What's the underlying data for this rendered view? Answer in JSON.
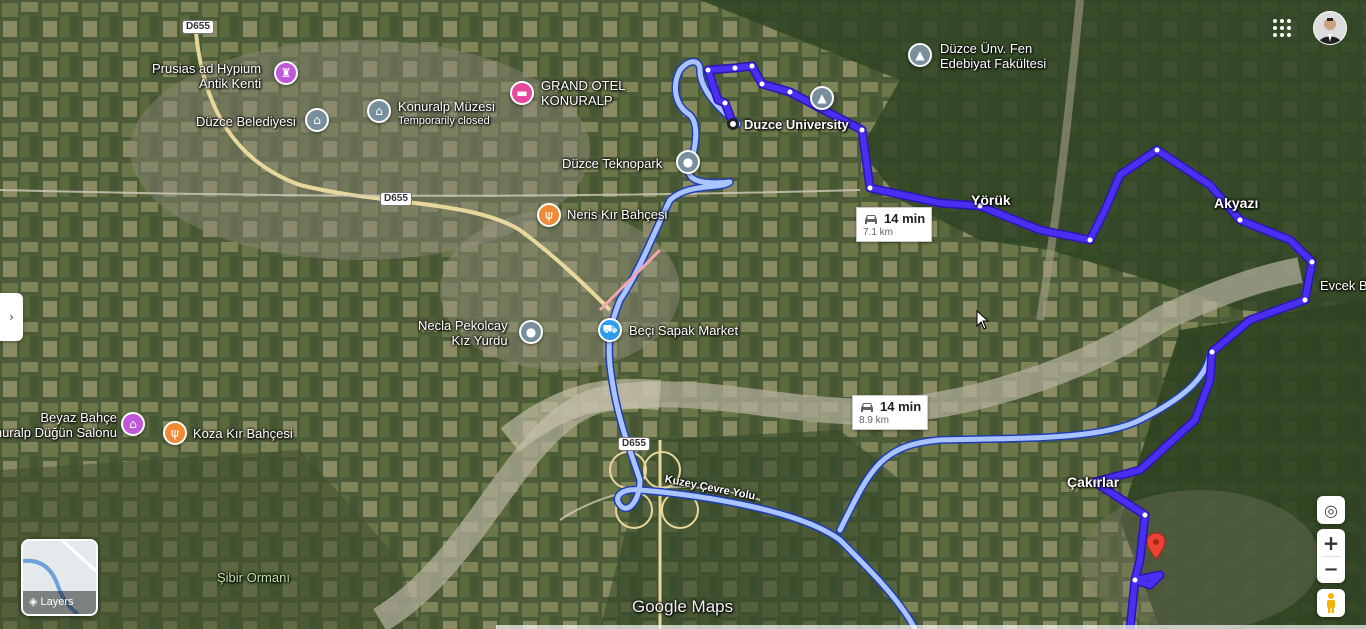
{
  "places": [
    {
      "name": "Prusias ad Hypium\nAntik Kenti",
      "icon": "monument-icon",
      "color": "#c158dc"
    },
    {
      "name": "Düzce Belediyesi",
      "icon": "government-icon",
      "color": "#78909c"
    },
    {
      "name": "Konuralp Müzesi",
      "sub": "Temporarily closed",
      "icon": "museum-icon",
      "color": "#78909c"
    },
    {
      "name": "GRAND OTEL\nKONURALP",
      "icon": "hotel-icon",
      "color": "#e7489c"
    },
    {
      "name": "Düzce Ünv. Fen\nEdebiyat Fakültesi",
      "icon": "school-icon",
      "color": "#78909c"
    },
    {
      "name": "Duzce University",
      "icon": "origin-dot-icon",
      "color": "#ffffff"
    },
    {
      "name": "Düzce Teknopark",
      "icon": "location-icon",
      "color": "#78909c"
    },
    {
      "name": "Neris Kır Bahçesi",
      "icon": "restaurant-icon",
      "color": "#f08a37"
    },
    {
      "name": "Necla Pekolcay\nKız Yurdu",
      "icon": "location-icon",
      "color": "#78909c"
    },
    {
      "name": "Beçi Sapak Market",
      "icon": "shopping-cart-icon",
      "color": "#2c9ded"
    },
    {
      "name": "Beyaz Bahçe\nKonuralp Düğün Salonu",
      "icon": "wedding-hall-icon",
      "color": "#c158dc"
    },
    {
      "name": "Koza Kır Bahçesi",
      "icon": "restaurant-icon",
      "color": "#f08a37"
    }
  ],
  "areas": [
    "Yörük",
    "Akyazı",
    "Evcek B",
    "Çakırlar",
    "Şibir Ormanı"
  ],
  "roads": [
    "D655",
    "D655",
    "D655",
    "Kuzey Çevre Yolu"
  ],
  "routes": [
    {
      "time": "14 min",
      "distance": "7.1 km",
      "selected": true,
      "color": "#4a2ff0"
    },
    {
      "time": "14 min",
      "distance": "8.9 km",
      "selected": false,
      "color": "#a9c4ff"
    }
  ],
  "controls": {
    "layers_label": "Layers",
    "zoom_in": "+",
    "zoom_out": "−",
    "brand": "Google Maps"
  }
}
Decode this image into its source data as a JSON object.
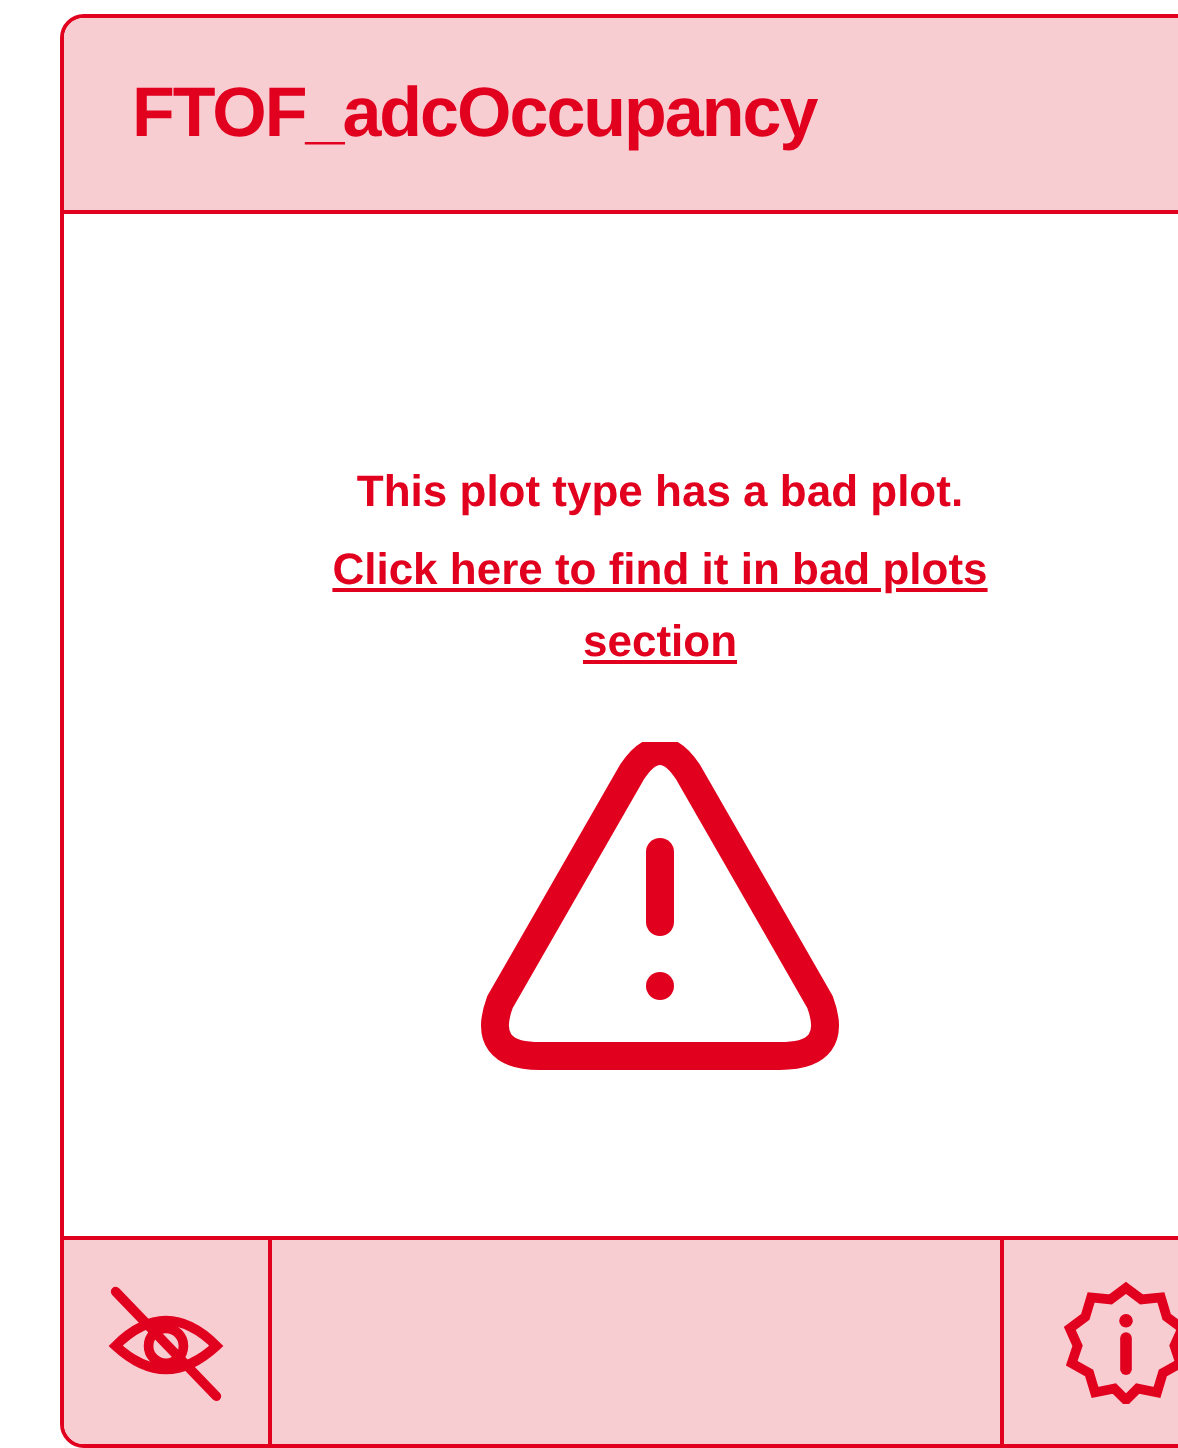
{
  "card": {
    "title": "FTOF_adcOccupancy",
    "message": "This plot type has a bad plot.",
    "link": "Click here to find it in bad plots section"
  }
}
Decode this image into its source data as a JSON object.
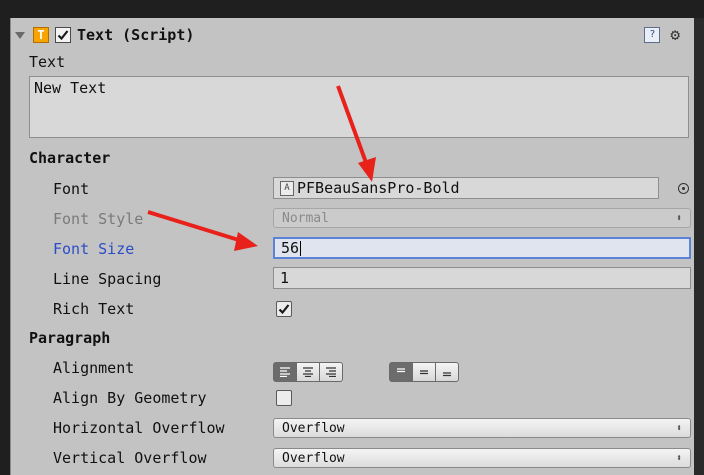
{
  "component": {
    "title": "Text (Script)",
    "icon_letter": "T",
    "enabled": true
  },
  "text_section": {
    "label": "Text",
    "value": "New Text"
  },
  "character": {
    "heading": "Character",
    "font_label": "Font",
    "font_value": "PFBeauSansPro-Bold",
    "font_style_label": "Font Style",
    "font_style_value": "Normal",
    "font_size_label": "Font Size",
    "font_size_value": "56",
    "line_spacing_label": "Line Spacing",
    "line_spacing_value": "1",
    "rich_text_label": "Rich Text",
    "rich_text_checked": true
  },
  "paragraph": {
    "heading": "Paragraph",
    "alignment_label": "Alignment",
    "align_by_geometry_label": "Align By Geometry",
    "align_by_geometry_checked": false,
    "horizontal_overflow_label": "Horizontal Overflow",
    "horizontal_overflow_value": "Overflow",
    "vertical_overflow_label": "Vertical Overflow",
    "vertical_overflow_value": "Overflow"
  },
  "colors": {
    "accent_blue": "#2b4cc8",
    "annotation_arrow": "#e8221a",
    "component_icon": "#f7a400"
  },
  "icons": {
    "help": "help-icon",
    "settings": "gear-icon",
    "object_picker": "target-icon"
  }
}
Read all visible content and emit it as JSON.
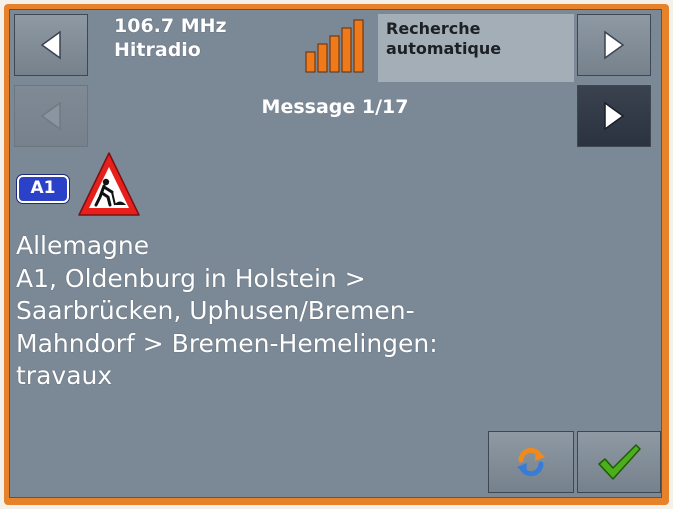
{
  "header": {
    "frequency": "106.7 MHz",
    "station_name": "Hitradio",
    "search_mode": [
      "Recherche",
      "automatique"
    ],
    "counter": "Message 1/17"
  },
  "icons": {
    "prev_station": "left-arrow-icon",
    "next_station": "right-arrow-icon",
    "prev_message": "left-arrow-icon",
    "next_message": "right-arrow-icon",
    "signal": "signal-strength-icon",
    "warning": "roadworks-warning-icon",
    "refresh": "refresh-icon",
    "confirm": "checkmark-icon"
  },
  "signal": {
    "bars_lit": 5,
    "bars_total": 5,
    "level": 1.0
  },
  "message": {
    "road": "A1",
    "lines": [
      "Allemagne",
      "A1, Oldenburg in Holstein >",
      "Saarbrücken, Uphusen/Bremen-",
      "Mahndorf > Bremen-Hemelingen:",
      "travaux"
    ]
  },
  "colors": {
    "frame": "#e7822a",
    "screen": "#7b8895",
    "signal_bar": "#f07a1a",
    "road_badge": "#2b42c8",
    "warning_red": "#e8201c",
    "check_green": "#4cae1a",
    "refresh_orange": "#f08a1e",
    "refresh_blue": "#3a7bd5"
  }
}
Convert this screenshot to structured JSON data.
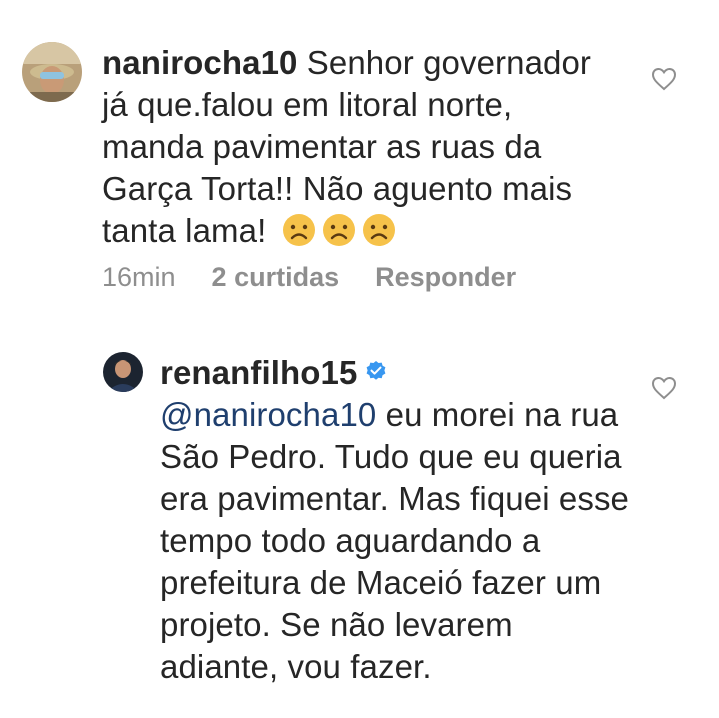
{
  "comments": [
    {
      "username": "nanirocha10",
      "text": " Senhor governador já que.falou em litoral norte, manda pavimentar as ruas da Garça Torta!! Não aguento mais tanta lama!",
      "emoji": "frowning-face",
      "emoji_count": 3,
      "time": "16min",
      "likes": "2 curtidas",
      "reply_label": "Responder"
    },
    {
      "username": "renanfilho15",
      "verified": true,
      "mention": "@nanirocha10",
      "text": " eu morei na rua São Pedro. Tudo que eu queria era pavimentar. Mas fiquei esse tempo todo aguardando a prefeitura de Maceió fazer um projeto. Se não levarem adiante, vou fazer."
    }
  ],
  "colors": {
    "text": "#262626",
    "meta": "#8e8e8e",
    "mention": "#1f3f6e",
    "verified": "#3897f0",
    "emoji": "#f6c24a"
  }
}
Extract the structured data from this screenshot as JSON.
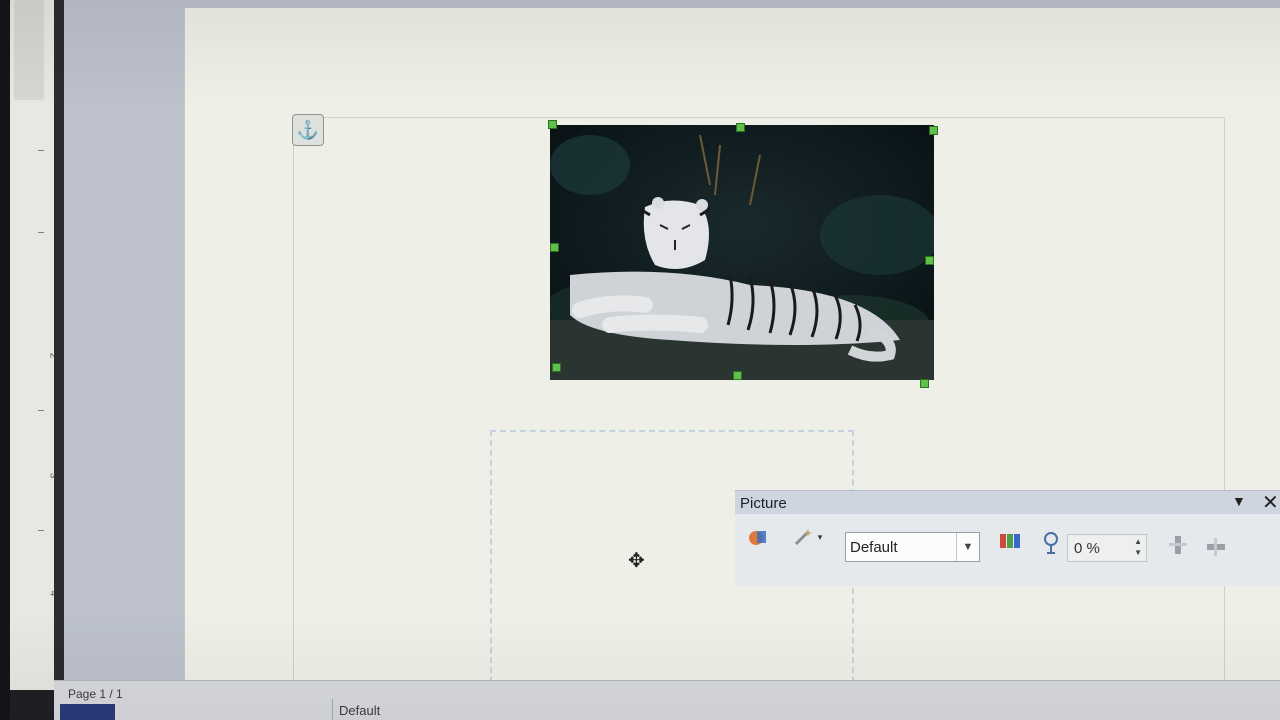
{
  "document": {
    "anchor_icon": "anchor-icon",
    "ruler_numbers": [
      "1",
      "2",
      "3",
      "4"
    ]
  },
  "picture_toolbar": {
    "title": "Picture",
    "mode_dropdown": {
      "value": "Default"
    },
    "transparency": {
      "value": "0 %"
    },
    "icons": [
      "filter-icon",
      "graphics-mode-icon",
      "color-icon",
      "transparency-icon",
      "flip-vertical-icon",
      "flip-horizontal-icon"
    ]
  },
  "status_bar": {
    "page": "Page 1 / 1",
    "page_style": "Default"
  },
  "colors": {
    "selection_handle": "#5ec14a",
    "page": "#eef0e8",
    "workspace": "#bcc1cc",
    "toolbar_title": "#cfd5e0"
  }
}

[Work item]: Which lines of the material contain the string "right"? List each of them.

[Task result]:
    "next_station": "right-arrow-icon",
    "next_message": "right-arrow-icon",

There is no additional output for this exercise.